Good lighting is important for many different types of photographs. I usually take photographs of birds, wildlife, scenery, and buildings. I am unable to control the lighting in those circumstances. But I can do one of two things - take photographs at a time and location that get the best results for the subject(s), or make best use of the light that I have to work with. Birds deep in a tree can be nicely photographed if their head happens to be placed (usually momentarily) where a spot of sunlight managed to get past all of the branches and leaves. Buildings and landscapes are usually at their best at a certain time of the day. I was reminded of this when I was recently walking early one morning in a touristy area I used to frequent in my youth. The light on one prominent building was spectacular, and I got the best photos of it that I had ever taken. In the past I had photographed it in the afternoon - but I realized that, all along, I really should have dragged my lazy backside out of bed and photographed it early in the morning.

Please keep reminding us that lighting, not the latest gear, is ultimately the most important part of our photography.

Mike Mundy said...

I don't change my Depends (TM) THAT often.

Wally said...

...And while your at it get a flash meter used of course to check ratios. Make notes in a notebook, draw pictures in a note book, and plan out shoots ahead of time in a notebook.

Michael Matthews said...
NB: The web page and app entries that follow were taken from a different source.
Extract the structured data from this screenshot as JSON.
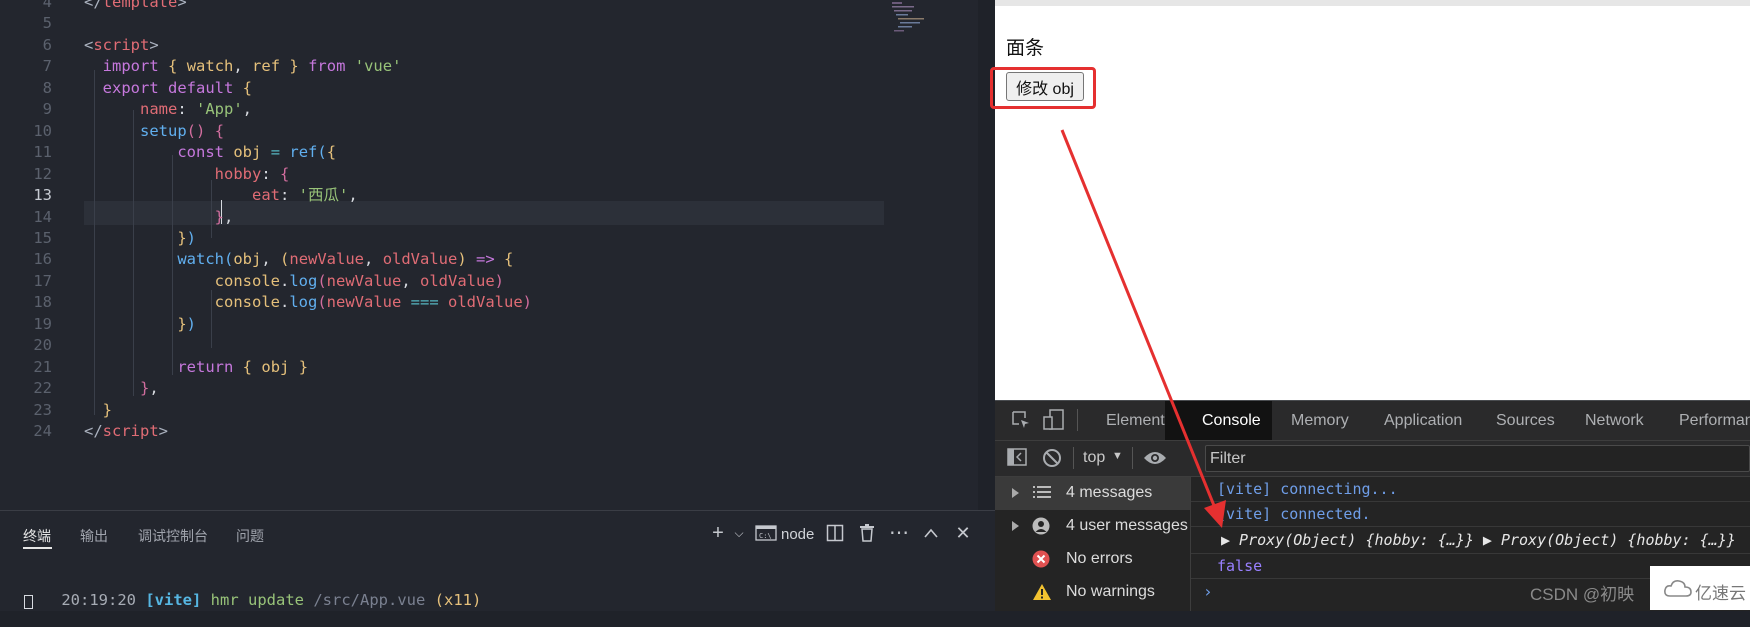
{
  "editor": {
    "lines": [
      {
        "num": "4",
        "html": "<span class='t-br'>&lt;/</span><span class='t-tag'>template</span><span class='t-br'>&gt;</span>"
      },
      {
        "num": "5",
        "html": ""
      },
      {
        "num": "6",
        "html": "<span class='t-br'>&lt;</span><span class='t-tag'>script</span><span class='t-br'>&gt;</span>"
      },
      {
        "num": "7",
        "html": "  <span class='t-kw'>import</span> <span class='t-gold'>{</span> <span class='t-var'>watch</span>, <span class='t-var'>ref</span> <span class='t-gold'>}</span> <span class='t-kw'>from</span> <span class='t-str'>'vue'</span>"
      },
      {
        "num": "8",
        "html": "  <span class='t-kw'>export default</span> <span class='t-gold'>{</span>"
      },
      {
        "num": "9",
        "html": "      <span class='t-prop'>name</span>: <span class='t-str'>'App'</span>,"
      },
      {
        "num": "10",
        "html": "      <span class='t-fn'>setup</span><span class='t-pink'>()</span> <span class='t-pink'>{</span>"
      },
      {
        "num": "11",
        "html": "          <span class='t-kw'>const</span> <span class='t-var'>obj</span> <span class='t-op'>=</span> <span class='t-fn'>ref</span><span class='t-fn'>(</span><span class='t-gold'>{</span>"
      },
      {
        "num": "12",
        "html": "              <span class='t-prop'>hobby</span>: <span class='t-pink'>{</span>"
      },
      {
        "num": "13",
        "html": "                  <span class='t-prop'>eat</span>: <span class='t-str'>'西瓜'</span>,"
      },
      {
        "num": "14",
        "html": "              <span class='t-pink'>}</span>,"
      },
      {
        "num": "15",
        "html": "          <span class='t-gold'>}</span><span class='t-fn'>)</span>"
      },
      {
        "num": "16",
        "html": "          <span class='t-fn'>watch</span><span class='t-fn'>(</span><span class='t-var'>obj</span>, <span class='t-gold'>(</span><span class='t-prop'>newValue</span>, <span class='t-prop'>oldValue</span><span class='t-gold'>)</span> <span class='t-kw'>=&gt;</span> <span class='t-gold'>{</span>"
      },
      {
        "num": "17",
        "html": "              <span class='t-var'>console</span>.<span class='t-fn'>log</span><span class='t-pink'>(</span><span class='t-prop'>newValue</span>, <span class='t-prop'>oldValue</span><span class='t-pink'>)</span>"
      },
      {
        "num": "18",
        "html": "              <span class='t-var'>console</span>.<span class='t-fn'>log</span><span class='t-pink'>(</span><span class='t-prop'>newValue</span> <span class='t-op'>===</span> <span class='t-prop'>oldValue</span><span class='t-pink'>)</span>"
      },
      {
        "num": "19",
        "html": "          <span class='t-gold'>}</span><span class='t-fn'>)</span>"
      },
      {
        "num": "20",
        "html": ""
      },
      {
        "num": "21",
        "html": "          <span class='t-kw'>return</span> <span class='t-gold'>{</span> <span class='t-var'>obj</span> <span class='t-gold'>}</span>"
      },
      {
        "num": "22",
        "html": "      <span class='t-pink'>}</span>,"
      },
      {
        "num": "23",
        "html": "  <span class='t-gold'>}</span>"
      },
      {
        "num": "24",
        "html": "<span class='t-br'>&lt;/</span><span class='t-tag'>script</span><span class='t-br'>&gt;</span>"
      }
    ],
    "active_line": "13"
  },
  "panel": {
    "tabs": [
      "终端",
      "输出",
      "调试控制台",
      "问题"
    ],
    "terminal_type": "node",
    "terminal_line": {
      "time": "20:19:20",
      "tag": "[vite]",
      "msg": "hmr update",
      "path": "/src/App.vue",
      "count": "(x11)"
    }
  },
  "browser": {
    "page_text": "面条",
    "button_label": "修改 obj"
  },
  "devtools": {
    "tabs": [
      "Elements",
      "Console",
      "Memory",
      "Application",
      "Sources",
      "Network",
      "Performan"
    ],
    "context": "top",
    "filter_placeholder": "Filter",
    "sidebar": [
      {
        "label": "4 messages",
        "icon": "list-icon"
      },
      {
        "label": "4 user messages",
        "icon": "user-icon"
      },
      {
        "label": "No errors",
        "icon": "error-icon"
      },
      {
        "label": "No warnings",
        "icon": "warning-icon"
      }
    ],
    "console": {
      "line1": "[vite] connecting...",
      "line2": "[vite] connected.",
      "line3": "▶ Proxy(Object) {hobby: {…}} ▶ Proxy(Object) {hobby: {…}}",
      "line4": "false"
    }
  },
  "overlay": {
    "watermark": "CSDN @初映",
    "logo_text": "亿速云"
  },
  "colors": {
    "highlight_red": "#e53030",
    "console_blue": "#6f9ee8",
    "error_red": "#e05151",
    "warning_yellow": "#f2c230"
  }
}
You realize, of course, that you have a perfectly serendipitous e-book right at hand. One which can be sketched out in rough while waiting for clients to show up for their portraits in the air conditioned comfort of lawyers’ offices and medical practices all over the city. One which can be done without conflict with your print publisher unless there’s a no-compete agreement in place. The Amherst LED lighting book dates to 2012. A lot of technology has changed. Physics and aesthetics (for the most part) have not. Simple diagrams can demonstrate the basics. Behind the scenes shots on real locations can expand on the fine points. Clients probably would cooperate in the use of location images which are generic. A rare individual might even volunteer to take part. If not, recruit an occasional model from your swim club. Links to simplified videos demonstrating technique can be included as well as linking to your Craftsy portrait course. You could provide links to selected product review videos by Caleb Pike, Curtis Judd and others — and benefit from links to your e-book in their Youtube descriptive material. There’s a nearby graphic designer who might be persuaded to handle page layout and typography. And a proficient young DP/editor who might be conned into assisting with the BTS video aspect.
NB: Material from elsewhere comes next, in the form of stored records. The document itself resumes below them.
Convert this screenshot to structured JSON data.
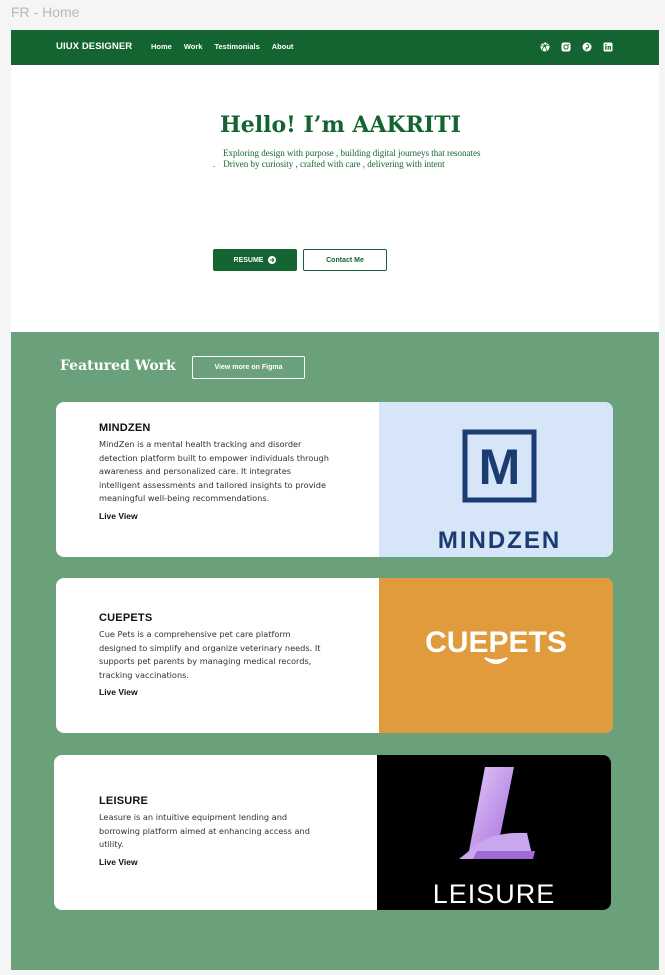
{
  "frame": {
    "label": "FR - Home"
  },
  "nav": {
    "brand": "UIUX DESIGNER",
    "links": [
      "Home",
      "Work",
      "Testimonials",
      "About"
    ],
    "social_icons": [
      "dribbble-icon",
      "instagram-icon",
      "pinterest-icon",
      "linkedin-icon"
    ]
  },
  "hero": {
    "title": "Hello! I’m AAKRITI",
    "subtitle_line1": "Exploring design with purpose , building digital journeys that resonates",
    "subtitle_line2_dot": ".",
    "subtitle_line2": "Driven by curiosity , crafted with care , delivering with intent",
    "resume_label": "RESUME",
    "contact_label": "Contact Me"
  },
  "featured": {
    "title": "Featured Work",
    "figma_label": "View more on Figma",
    "projects": [
      {
        "title": "MINDZEN",
        "description": "MindZen is a mental health tracking and disorder detection platform built to empower individuals through awareness and personalized care. It integrates intelligent assessments and tailored insights to provide meaningful well-being recommendations.",
        "link": "Live View",
        "logo_letter": "M",
        "logo_text": "MINDZEN",
        "bg_color": "#d6e5f7",
        "logo_color": "#1b3b73"
      },
      {
        "title": "CUEPETS",
        "description": "Cue Pets is a comprehensive pet care platform designed to simplify and organize veterinary needs. It supports pet parents by managing medical records, tracking vaccinations.",
        "link": "Live View",
        "logo_text": "CUEPETS",
        "bg_color": "#e09b3d",
        "logo_color": "#ffffff"
      },
      {
        "title": "LEISURE",
        "description": "Leasure is an intuitive equipment lending and borrowing platform aimed at enhancing access and utility.",
        "link": "Live View",
        "logo_text": "LEISURE",
        "bg_color": "#000000",
        "logo_color": "#ffffff",
        "accent_color": "#c9a6ee"
      }
    ]
  },
  "colors": {
    "primary": "#146431",
    "featured_bg": "#6aa17b"
  }
}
Keep the price low. I’ll gladly preorder the first one.

neopavlik said...

Don G / Wizwow is the man !

I recently spent ~$1k to get a parabolic umbrella with a grid and am waiting for it to arrive so I can start to use it.

Have $ waiting to see which powerful LED I want to get and also waiting for Nikon's mirrorless, those questions should be answered by the end of this month to wait for those releases or buy what is available now.